[RECORDS SUPPLIED Boundary: Start]

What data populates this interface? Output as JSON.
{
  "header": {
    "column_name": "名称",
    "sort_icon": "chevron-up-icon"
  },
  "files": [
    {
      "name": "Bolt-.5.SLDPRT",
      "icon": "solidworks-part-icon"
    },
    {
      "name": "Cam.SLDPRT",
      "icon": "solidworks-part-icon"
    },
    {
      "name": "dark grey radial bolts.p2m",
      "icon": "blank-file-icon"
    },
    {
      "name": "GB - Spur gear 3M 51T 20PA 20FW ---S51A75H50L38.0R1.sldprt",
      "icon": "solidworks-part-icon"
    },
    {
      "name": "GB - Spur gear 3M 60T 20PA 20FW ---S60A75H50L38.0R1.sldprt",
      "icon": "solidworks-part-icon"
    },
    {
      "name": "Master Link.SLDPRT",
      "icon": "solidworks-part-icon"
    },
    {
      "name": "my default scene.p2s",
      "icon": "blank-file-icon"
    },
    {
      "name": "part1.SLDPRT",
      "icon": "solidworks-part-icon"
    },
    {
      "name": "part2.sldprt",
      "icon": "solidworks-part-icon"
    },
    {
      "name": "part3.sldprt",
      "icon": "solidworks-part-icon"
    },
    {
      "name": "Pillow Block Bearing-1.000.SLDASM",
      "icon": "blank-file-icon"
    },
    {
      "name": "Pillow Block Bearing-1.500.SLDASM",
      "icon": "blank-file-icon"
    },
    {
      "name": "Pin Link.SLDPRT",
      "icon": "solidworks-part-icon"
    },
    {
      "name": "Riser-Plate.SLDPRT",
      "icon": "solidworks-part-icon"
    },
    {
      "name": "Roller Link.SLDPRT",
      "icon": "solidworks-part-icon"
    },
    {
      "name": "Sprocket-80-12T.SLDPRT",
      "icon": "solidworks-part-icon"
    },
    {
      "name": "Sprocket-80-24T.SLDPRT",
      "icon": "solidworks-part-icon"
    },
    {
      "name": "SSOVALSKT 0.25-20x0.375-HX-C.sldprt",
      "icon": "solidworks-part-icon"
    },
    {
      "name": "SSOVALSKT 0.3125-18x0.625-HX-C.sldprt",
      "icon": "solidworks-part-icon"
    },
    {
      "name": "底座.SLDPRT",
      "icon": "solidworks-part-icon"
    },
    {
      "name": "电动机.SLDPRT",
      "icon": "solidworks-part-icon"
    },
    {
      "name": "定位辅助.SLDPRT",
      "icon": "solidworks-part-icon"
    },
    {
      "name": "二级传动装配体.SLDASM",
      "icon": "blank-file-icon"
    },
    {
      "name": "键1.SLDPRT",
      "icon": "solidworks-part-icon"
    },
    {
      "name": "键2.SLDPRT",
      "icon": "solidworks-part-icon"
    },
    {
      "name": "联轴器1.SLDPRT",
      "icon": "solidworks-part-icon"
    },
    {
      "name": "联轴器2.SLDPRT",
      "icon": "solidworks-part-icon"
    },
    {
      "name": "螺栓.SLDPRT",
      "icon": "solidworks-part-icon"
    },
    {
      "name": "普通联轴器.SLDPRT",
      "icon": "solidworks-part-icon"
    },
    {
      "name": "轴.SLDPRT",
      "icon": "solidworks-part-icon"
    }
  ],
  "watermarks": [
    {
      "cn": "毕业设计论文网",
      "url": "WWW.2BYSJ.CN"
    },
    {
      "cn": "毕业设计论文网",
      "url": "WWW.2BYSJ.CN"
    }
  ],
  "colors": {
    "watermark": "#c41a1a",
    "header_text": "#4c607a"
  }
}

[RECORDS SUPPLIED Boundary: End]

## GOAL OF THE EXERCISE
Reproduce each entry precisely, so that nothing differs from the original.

## ANSWER
What data populates this interface? Output as JSON.
{
  "header": {
    "column_name": "名称",
    "sort_icon": "chevron-up-icon"
  },
  "files": [
    {
      "name": "Bolt-.5.SLDPRT",
      "icon": "solidworks-part-icon"
    },
    {
      "name": "Cam.SLDPRT",
      "icon": "solidworks-part-icon"
    },
    {
      "name": "dark grey radial bolts.p2m",
      "icon": "blank-file-icon"
    },
    {
      "name": "GB - Spur gear 3M 51T 20PA 20FW ---S51A75H50L38.0R1.sldprt",
      "icon": "solidworks-part-icon"
    },
    {
      "name": "GB - Spur gear 3M 60T 20PA 20FW ---S60A75H50L38.0R1.sldprt",
      "icon": "solidworks-part-icon"
    },
    {
      "name": "Master Link.SLDPRT",
      "icon": "solidworks-part-icon"
    },
    {
      "name": "my default scene.p2s",
      "icon": "blank-file-icon"
    },
    {
      "name": "part1.SLDPRT",
      "icon": "solidworks-part-icon"
    },
    {
      "name": "part2.sldprt",
      "icon": "solidworks-part-icon"
    },
    {
      "name": "part3.sldprt",
      "icon": "solidworks-part-icon"
    },
    {
      "name": "Pillow Block Bearing-1.000.SLDASM",
      "icon": "blank-file-icon"
    },
    {
      "name": "Pillow Block Bearing-1.500.SLDASM",
      "icon": "blank-file-icon"
    },
    {
      "name": "Pin Link.SLDPRT",
      "icon": "solidworks-part-icon"
    },
    {
      "name": "Riser-Plate.SLDPRT",
      "icon": "solidworks-part-icon"
    },
    {
      "name": "Roller Link.SLDPRT",
      "icon": "solidworks-part-icon"
    },
    {
      "name": "Sprocket-80-12T.SLDPRT",
      "icon": "solidworks-part-icon"
    },
    {
      "name": "Sprocket-80-24T.SLDPRT",
      "icon": "solidworks-part-icon"
    },
    {
      "name": "SSOVALSKT 0.25-20x0.375-HX-C.sldprt",
      "icon": "solidworks-part-icon"
    },
    {
      "name": "SSOVALSKT 0.3125-18x0.625-HX-C.sldprt",
      "icon": "solidworks-part-icon"
    },
    {
      "name": "底座.SLDPRT",
      "icon": "solidworks-part-icon"
    },
    {
      "name": "电动机.SLDPRT",
      "icon": "solidworks-part-icon"
    },
    {
      "name": "定位辅助.SLDPRT",
      "icon": "solidworks-part-icon"
    },
    {
      "name": "二级传动装配体.SLDASM",
      "icon": "blank-file-icon"
    },
    {
      "name": "键1.SLDPRT",
      "icon": "solidworks-part-icon"
    },
    {
      "name": "键2.SLDPRT",
      "icon": "solidworks-part-icon"
    },
    {
      "name": "联轴器1.SLDPRT",
      "icon": "solidworks-part-icon"
    },
    {
      "name": "联轴器2.SLDPRT",
      "icon": "solidworks-part-icon"
    },
    {
      "name": "螺栓.SLDPRT",
      "icon": "solidworks-part-icon"
    },
    {
      "name": "普通联轴器.SLDPRT",
      "icon": "solidworks-part-icon"
    },
    {
      "name": "轴.SLDPRT",
      "icon": "solidworks-part-icon"
    }
  ],
  "watermarks": [
    {
      "cn": "毕业设计论文网",
      "url": "WWW.2BYSJ.CN"
    },
    {
      "cn": "毕业设计论文网",
      "url": "WWW.2BYSJ.CN"
    }
  ],
  "colors": {
    "watermark": "#c41a1a",
    "header_text": "#4c607a"
  }
}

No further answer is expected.